» **Work to complete**
Which lines of the entries contain the string "revolve"? Please find them and copy them.

[Items listed in a dataset]
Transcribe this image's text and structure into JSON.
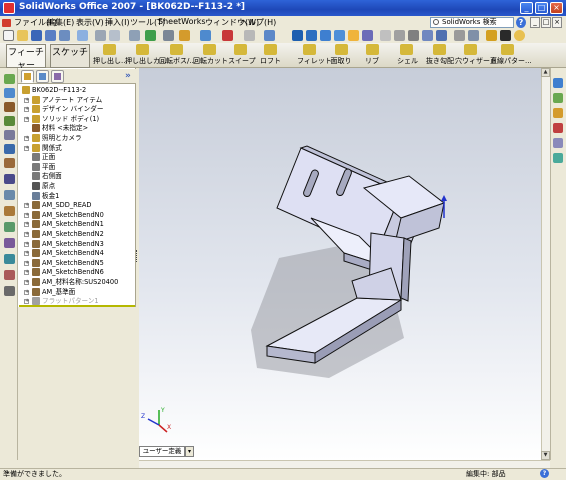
{
  "window": {
    "title": "SolidWorks Office 2007 - [BK062D--F113-2 *]",
    "buttons": [
      "_",
      "□",
      "×"
    ]
  },
  "menu": {
    "items": [
      "ファイル(F)",
      "編集(E)",
      "表示(V)",
      "挿入(I)",
      "ツール(T)",
      "SheetWorks",
      "ウィンドウ(W)",
      "ヘルプ(H)"
    ],
    "search_placeholder": "SolidWorks 検索",
    "help_label": "?",
    "mdi_buttons": [
      "_",
      "□",
      "×"
    ]
  },
  "command_manager": {
    "items": [
      {
        "label": "フィーチャー",
        "icon": "feature-tab-icon",
        "color": "#6AA84F"
      },
      {
        "label": "スケッチ",
        "icon": "sketch-tab-icon",
        "color": "#E69138"
      },
      {
        "label": "押し出し...",
        "icon": "extrude-boss-icon",
        "color": "#D5B83A"
      },
      {
        "label": "押し出しカ...",
        "icon": "extrude-cut-icon",
        "color": "#D5B83A"
      },
      {
        "label": "回転ボス/...",
        "icon": "revolve-boss-icon",
        "color": "#D5B83A"
      },
      {
        "label": "回転カット",
        "icon": "revolve-cut-icon",
        "color": "#D5B83A"
      },
      {
        "label": "スイープ",
        "icon": "sweep-icon",
        "color": "#D5B83A"
      },
      {
        "label": "ロフト",
        "icon": "loft-icon",
        "color": "#D5B83A"
      },
      {
        "label": "フィレット",
        "icon": "fillet-icon",
        "color": "#D5B83A"
      },
      {
        "label": "面取り",
        "icon": "chamfer-icon",
        "color": "#D5B83A"
      },
      {
        "label": "リブ",
        "icon": "rib-icon",
        "color": "#D5B83A"
      },
      {
        "label": "シェル",
        "icon": "shell-icon",
        "color": "#D5B83A"
      },
      {
        "label": "抜き勾配",
        "icon": "draft-icon",
        "color": "#D5B83A"
      },
      {
        "label": "穴ウィザード",
        "icon": "hole-wizard-icon",
        "color": "#D5B83A"
      },
      {
        "label": "直線パター...",
        "icon": "linear-pattern-icon",
        "color": "#D5B83A"
      }
    ]
  },
  "feature_manager": {
    "collapse_label": "»",
    "items": [
      {
        "label": "BK062D--F113-2",
        "icon": "part-icon",
        "expandable": false,
        "color": "#C8A030"
      },
      {
        "label": "アノテート アイテム",
        "icon": "annotations-icon",
        "expandable": true,
        "color": "#C8A030"
      },
      {
        "label": "デザイン バインダー",
        "icon": "design-binder-icon",
        "expandable": true,
        "color": "#C8A030"
      },
      {
        "label": "ソリッド ボディ(1)",
        "icon": "solid-bodies-icon",
        "expandable": true,
        "color": "#C8A030"
      },
      {
        "label": "材料 <未指定>",
        "icon": "material-icon",
        "expandable": false,
        "color": "#8A5A2A"
      },
      {
        "label": "照明とカメラ",
        "icon": "lights-cameras-icon",
        "expandable": true,
        "color": "#C8A030"
      },
      {
        "label": "関係式",
        "icon": "equations-icon",
        "expandable": true,
        "color": "#C8A030"
      },
      {
        "label": "正面",
        "icon": "plane-icon",
        "expandable": false,
        "color": "#7A7A7A"
      },
      {
        "label": "平面",
        "icon": "plane-icon",
        "expandable": false,
        "color": "#7A7A7A"
      },
      {
        "label": "右側面",
        "icon": "plane-icon",
        "expandable": false,
        "color": "#7A7A7A"
      },
      {
        "label": "原点",
        "icon": "origin-icon",
        "expandable": false,
        "color": "#555555"
      },
      {
        "label": "板金1",
        "icon": "sheet-metal-icon",
        "expandable": false,
        "color": "#6A7F9A"
      },
      {
        "label": "AM_SDD_READ",
        "icon": "custom-feature-icon",
        "expandable": true,
        "color": "#8A6A3A"
      },
      {
        "label": "AM_SketchBendN0",
        "icon": "custom-feature-icon",
        "expandable": true,
        "color": "#8A6A3A"
      },
      {
        "label": "AM_SketchBendN1",
        "icon": "custom-feature-icon",
        "expandable": true,
        "color": "#8A6A3A"
      },
      {
        "label": "AM_SketchBendN2",
        "icon": "custom-feature-icon",
        "expandable": true,
        "color": "#8A6A3A"
      },
      {
        "label": "AM_SketchBendN3",
        "icon": "custom-feature-icon",
        "expandable": true,
        "color": "#8A6A3A"
      },
      {
        "label": "AM_SketchBendN4",
        "icon": "custom-feature-icon",
        "expandable": true,
        "color": "#8A6A3A"
      },
      {
        "label": "AM_SketchBendN5",
        "icon": "custom-feature-icon",
        "expandable": true,
        "color": "#8A6A3A"
      },
      {
        "label": "AM_SketchBendN6",
        "icon": "custom-feature-icon",
        "expandable": true,
        "color": "#8A6A3A"
      },
      {
        "label": "AM_材料名称:SUS20400",
        "icon": "custom-feature-icon",
        "expandable": true,
        "color": "#8A6A3A"
      },
      {
        "label": "AM_基準面",
        "icon": "custom-feature-icon",
        "expandable": true,
        "color": "#8A6A3A"
      },
      {
        "label": "フラットパターン1",
        "icon": "flat-pattern-icon",
        "expandable": true,
        "color": "#A0A0A0",
        "suppressed": true
      }
    ]
  },
  "viewport": {
    "view_orientation_label": "ユーザー定義",
    "triad": {
      "x": "X",
      "y": "Y",
      "z": "Z"
    }
  },
  "status_bar": {
    "left_text": "準備ができました。",
    "right_text": "編集中: 部品",
    "help_label": "?"
  },
  "colors": {
    "titlebar": "#1E48B8",
    "chrome": "#ECE9D8",
    "part_face": "#E2E4F6",
    "part_edge": "#1A1A1A"
  }
}
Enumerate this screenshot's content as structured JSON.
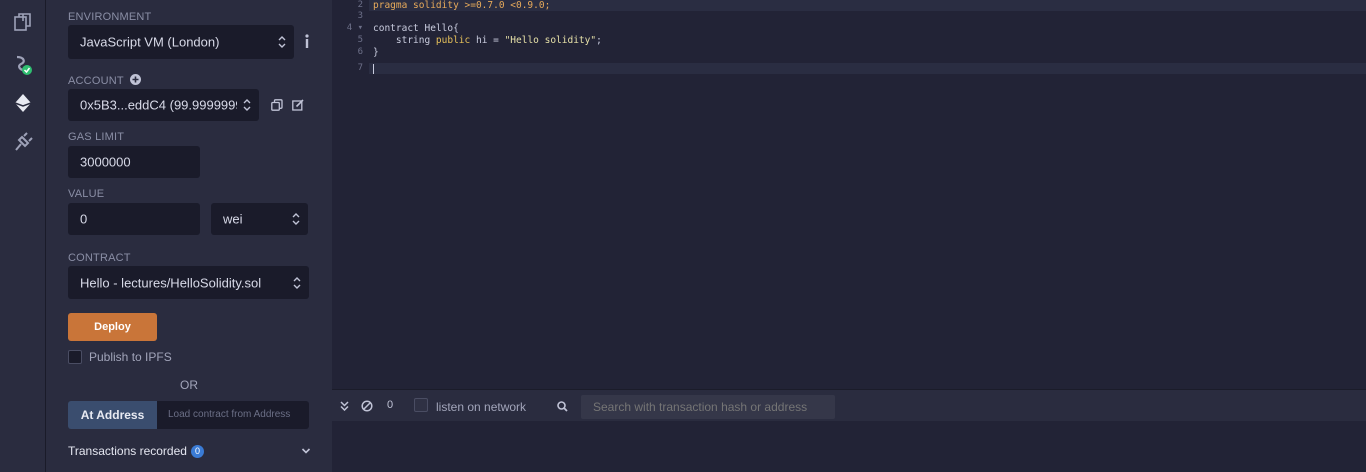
{
  "panel": {
    "environment": {
      "label": "ENVIRONMENT",
      "value": "JavaScript VM (London)"
    },
    "account": {
      "label": "ACCOUNT",
      "value": "0x5B3...eddC4 (99.9999999"
    },
    "gas_limit": {
      "label": "GAS LIMIT",
      "value": "3000000"
    },
    "value": {
      "label": "VALUE",
      "amount": "0",
      "unit": "wei"
    },
    "contract": {
      "label": "CONTRACT",
      "value": "Hello - lectures/HelloSolidity.sol"
    },
    "deploy_label": "Deploy",
    "publish_label": "Publish to IPFS",
    "or_label": "OR",
    "at_address_label": "At Address",
    "at_address_placeholder": "Load contract from Address",
    "transactions_label": "Transactions recorded",
    "transactions_count": "0"
  },
  "editor": {
    "lines": [
      {
        "num": "2",
        "fold": "",
        "segments": [
          {
            "t": "pragma solidity ",
            "c": "#e6a95a"
          },
          {
            "t": ">=0.7.0 <0.9.0;",
            "c": "#e6a95a"
          }
        ]
      },
      {
        "num": "3",
        "fold": "",
        "segments": []
      },
      {
        "num": "4",
        "fold": "▾",
        "segments": [
          {
            "t": "contract ",
            "c": "#c9ccde"
          },
          {
            "t": "Hello{",
            "c": "#c9ccde"
          }
        ]
      },
      {
        "num": "5",
        "fold": "",
        "segments": [
          {
            "t": "    string ",
            "c": "#c9ccde"
          },
          {
            "t": "public",
            "c": "#e6c15a"
          },
          {
            "t": " hi = ",
            "c": "#c9ccde"
          },
          {
            "t": "\"Hello solidity\"",
            "c": "#e6e0a8"
          },
          {
            "t": ";",
            "c": "#c9ccde"
          }
        ]
      },
      {
        "num": "6",
        "fold": "",
        "segments": [
          {
            "t": "}",
            "c": "#c9ccde"
          }
        ]
      },
      {
        "num": "7",
        "fold": "",
        "segments": []
      }
    ]
  },
  "terminal": {
    "count": "0",
    "listen_label": "listen on network",
    "search_placeholder": "Search with transaction hash or address"
  },
  "colors": {
    "accent": "#c97539",
    "badge": "#3a7bd5",
    "checkmark": "#2fbf71"
  }
}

» **Output of the task**
        "icon": "revolve-boss-icon",
        "icon": "revolve-cut-icon",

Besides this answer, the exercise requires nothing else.